Ilene got back to me tonight with thanks for my thoughts and although she says:
“I don't have any questions at this point,”
That may be but apparently I’m full of answers – Insert big silly grin here
“Since I'm only half done, and I'm sure I'll see ways to improve my process as I go. It’s a good first shot at it, so far. Anything you'd like to share is great. This is the first pair of slippers for me, a couple women made some trial pairs.
They used three layers of merino,”
Without knowing just how thick the layers are my guess is that 3 layers may not be thick enough. They’ll look great and feel fab but wear through fairly quickly unless they add a leather or latex sole.
“I wanted mine thicker and coarser with higher cuffs. I did 5 layers alternating merino and Harrisville, and extra size around my foot shape.”
Sounds better to me. You’ll still need to add a sole if you really want them to last.
“I rolled with bubblewrap until it was nicely bound to the pinch ("fulled"?).”
Personally I don’t roll things with a resist in them. I prefer to work my seams carefully by hand – letting the middles mostly take care of themselves.
The pinch test is to see if you have prefelt. In the case of heavy duty felt like slippers need; fulled is when the felt is very durable and won’t shrink anymore. At that point many wools take on a pebbly look to the surface. You’ll know you are close when you see that.
“We used the U shape that seems common in books inc Chris White's.”
When you cut it open you may (actually will likely) find that the inside is no where near as felted as you thought it would be.
Just gently turn the booties inside out and repeat the process.

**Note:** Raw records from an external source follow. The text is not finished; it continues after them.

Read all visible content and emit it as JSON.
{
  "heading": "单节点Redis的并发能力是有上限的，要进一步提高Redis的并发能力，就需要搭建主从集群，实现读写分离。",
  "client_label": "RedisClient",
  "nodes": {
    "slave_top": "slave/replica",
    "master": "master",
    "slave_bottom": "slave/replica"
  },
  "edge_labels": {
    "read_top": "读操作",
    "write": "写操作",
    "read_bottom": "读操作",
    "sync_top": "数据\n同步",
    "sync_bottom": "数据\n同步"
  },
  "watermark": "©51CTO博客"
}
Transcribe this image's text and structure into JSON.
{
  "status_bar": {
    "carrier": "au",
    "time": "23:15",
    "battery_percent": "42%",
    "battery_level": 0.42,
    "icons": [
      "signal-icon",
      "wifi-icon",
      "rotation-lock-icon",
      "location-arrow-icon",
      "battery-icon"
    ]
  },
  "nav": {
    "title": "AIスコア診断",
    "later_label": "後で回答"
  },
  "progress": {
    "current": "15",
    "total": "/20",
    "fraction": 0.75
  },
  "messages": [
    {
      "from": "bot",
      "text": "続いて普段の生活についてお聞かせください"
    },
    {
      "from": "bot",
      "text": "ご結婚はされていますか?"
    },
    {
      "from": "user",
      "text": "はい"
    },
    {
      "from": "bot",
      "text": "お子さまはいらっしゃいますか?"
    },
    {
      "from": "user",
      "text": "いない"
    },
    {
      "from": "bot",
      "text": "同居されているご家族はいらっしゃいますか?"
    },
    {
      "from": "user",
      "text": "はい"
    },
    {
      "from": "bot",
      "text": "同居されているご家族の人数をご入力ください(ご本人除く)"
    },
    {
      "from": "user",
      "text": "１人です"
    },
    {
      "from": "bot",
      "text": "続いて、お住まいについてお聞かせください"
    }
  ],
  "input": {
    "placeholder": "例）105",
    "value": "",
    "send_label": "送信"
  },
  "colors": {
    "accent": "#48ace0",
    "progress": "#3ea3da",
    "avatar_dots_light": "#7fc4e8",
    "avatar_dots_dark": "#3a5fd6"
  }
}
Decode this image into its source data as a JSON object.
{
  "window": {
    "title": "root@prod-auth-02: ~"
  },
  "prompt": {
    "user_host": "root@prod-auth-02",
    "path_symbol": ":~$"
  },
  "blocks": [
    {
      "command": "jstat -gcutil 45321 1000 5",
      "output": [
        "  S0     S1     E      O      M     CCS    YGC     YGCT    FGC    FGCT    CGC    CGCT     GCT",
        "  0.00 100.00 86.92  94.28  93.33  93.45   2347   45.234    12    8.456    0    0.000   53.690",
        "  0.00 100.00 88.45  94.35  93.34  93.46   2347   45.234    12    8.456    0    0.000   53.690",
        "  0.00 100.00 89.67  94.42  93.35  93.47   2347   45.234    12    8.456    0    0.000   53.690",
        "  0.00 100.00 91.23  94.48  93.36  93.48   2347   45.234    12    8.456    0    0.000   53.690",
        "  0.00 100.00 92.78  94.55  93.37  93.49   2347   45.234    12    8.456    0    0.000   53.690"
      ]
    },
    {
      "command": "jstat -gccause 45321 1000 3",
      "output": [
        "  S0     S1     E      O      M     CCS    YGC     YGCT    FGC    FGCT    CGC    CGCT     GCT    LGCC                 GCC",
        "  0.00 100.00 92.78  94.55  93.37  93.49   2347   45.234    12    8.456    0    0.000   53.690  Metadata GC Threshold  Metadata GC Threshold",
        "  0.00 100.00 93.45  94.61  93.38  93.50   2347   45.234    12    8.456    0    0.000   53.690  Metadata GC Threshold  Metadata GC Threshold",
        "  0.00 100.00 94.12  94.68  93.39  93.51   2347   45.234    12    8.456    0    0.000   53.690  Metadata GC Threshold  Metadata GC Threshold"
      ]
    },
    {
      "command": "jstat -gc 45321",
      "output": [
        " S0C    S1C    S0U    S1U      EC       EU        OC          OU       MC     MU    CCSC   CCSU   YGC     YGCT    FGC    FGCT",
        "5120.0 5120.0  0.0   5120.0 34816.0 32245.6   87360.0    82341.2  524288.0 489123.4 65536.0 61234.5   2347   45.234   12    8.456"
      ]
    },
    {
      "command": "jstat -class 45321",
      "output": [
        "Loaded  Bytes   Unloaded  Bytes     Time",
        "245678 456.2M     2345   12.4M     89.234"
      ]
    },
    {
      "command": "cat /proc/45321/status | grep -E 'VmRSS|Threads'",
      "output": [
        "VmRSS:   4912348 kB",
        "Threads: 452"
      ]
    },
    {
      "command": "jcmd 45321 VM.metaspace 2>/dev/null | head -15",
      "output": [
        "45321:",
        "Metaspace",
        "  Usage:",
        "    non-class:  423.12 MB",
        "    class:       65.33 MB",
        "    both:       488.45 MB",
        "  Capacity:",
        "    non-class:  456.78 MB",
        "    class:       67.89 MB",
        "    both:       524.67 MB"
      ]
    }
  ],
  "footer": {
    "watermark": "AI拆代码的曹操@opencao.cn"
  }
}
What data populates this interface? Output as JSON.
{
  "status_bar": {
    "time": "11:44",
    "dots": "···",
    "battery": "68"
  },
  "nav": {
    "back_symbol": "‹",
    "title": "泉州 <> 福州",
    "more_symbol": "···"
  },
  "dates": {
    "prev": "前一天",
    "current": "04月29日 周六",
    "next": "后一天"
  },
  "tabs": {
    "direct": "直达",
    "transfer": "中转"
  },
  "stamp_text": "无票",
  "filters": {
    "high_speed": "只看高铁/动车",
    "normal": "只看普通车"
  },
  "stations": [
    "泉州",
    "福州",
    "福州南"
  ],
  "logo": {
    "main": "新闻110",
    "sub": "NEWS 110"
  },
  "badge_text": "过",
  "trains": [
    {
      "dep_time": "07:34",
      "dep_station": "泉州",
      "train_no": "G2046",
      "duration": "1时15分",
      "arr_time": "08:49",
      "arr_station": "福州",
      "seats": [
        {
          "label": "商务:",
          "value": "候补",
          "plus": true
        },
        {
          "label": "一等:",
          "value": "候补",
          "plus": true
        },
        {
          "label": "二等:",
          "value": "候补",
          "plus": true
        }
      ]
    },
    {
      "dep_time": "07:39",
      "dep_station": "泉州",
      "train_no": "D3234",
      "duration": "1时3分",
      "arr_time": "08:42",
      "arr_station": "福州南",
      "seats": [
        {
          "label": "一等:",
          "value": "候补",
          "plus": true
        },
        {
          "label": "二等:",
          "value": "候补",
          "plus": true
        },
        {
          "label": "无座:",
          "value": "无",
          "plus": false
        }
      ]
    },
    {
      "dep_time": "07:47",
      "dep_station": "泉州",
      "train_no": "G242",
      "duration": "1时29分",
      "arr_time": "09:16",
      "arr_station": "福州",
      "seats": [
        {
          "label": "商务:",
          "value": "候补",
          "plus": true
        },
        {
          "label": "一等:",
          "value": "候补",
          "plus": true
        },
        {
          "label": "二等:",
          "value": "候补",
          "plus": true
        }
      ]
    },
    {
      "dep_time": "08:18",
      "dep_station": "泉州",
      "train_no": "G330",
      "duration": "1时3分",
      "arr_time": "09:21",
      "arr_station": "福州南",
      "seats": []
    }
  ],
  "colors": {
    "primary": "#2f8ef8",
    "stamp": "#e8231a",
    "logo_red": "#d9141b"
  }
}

I usually cut into the package when the resist is starting to buckle inside. When you cut the two booties apart be sure to turn them inside out at least once as you proceed. Each time pull sideways on the centre seam and stretch it out to flatten it as much as you can. If you don’t you will feel it when you walk on it. Ouch.
“Do you use that and then cut and felt around your last? I will use my plastic garden shoes for now, but a last would be great and I have duct tape. Now I'm planning to alternate hot and cold water and throw em for the felting. Or??”
I like to pick up the bootie by the
neck ankle and drop it onto the table top so that it lands flat on the sole. Just let the weight of the wool and water carry it down. Do that lots. It’s the best way I’ve found to thicken and harden the sole. I also roll the slipper against itself and roll. Or roll it in a towel but making sure not to set that centre seam in as I do so.
Every so often I turn the bootie inside out. Each time I stretch out the centre seam again and then give the whole bootie a good stretch in every direction.
The first time you do this it will amaze you how much bigger it will get. But each time you do it you’ll see less and less give.
Once the slipper stops stretching back out to huge stop turning inside out but do not stop stretching. The stretching adds strength to the final product.
Unless your gardening shoes are too small for you fulling to them will make slippers that are too big. But do use them to get close.
Place the bootie over your shoe. Drop it on to it’s sole as before and slap it silly on the upper with the palm of your hand. Or use a rubber mallet.
When the slippers are getting pretty tight on the shoe remove it and do the final fulling on your feet for a perfect fit!
I always try to get someone else to do it for me – think free foot massage!
“I plan to cut the cuffs with jester shape folds around the cuff to show some of the colors I used inside. Maybe other design cuts like that, we'll see.”
Sounds fab - can’t wait to see the photos! Maybe they’ll look something like mine.
“In the future, I don't think I'd use Merino, or just a little to get the coarser stuff to felt.”
Using merino always appeals to me but the coarser stuff will felt on it’s own in most cases.
Can you hear Pat Spark repeating the mantra
….. Sample, sample, sample………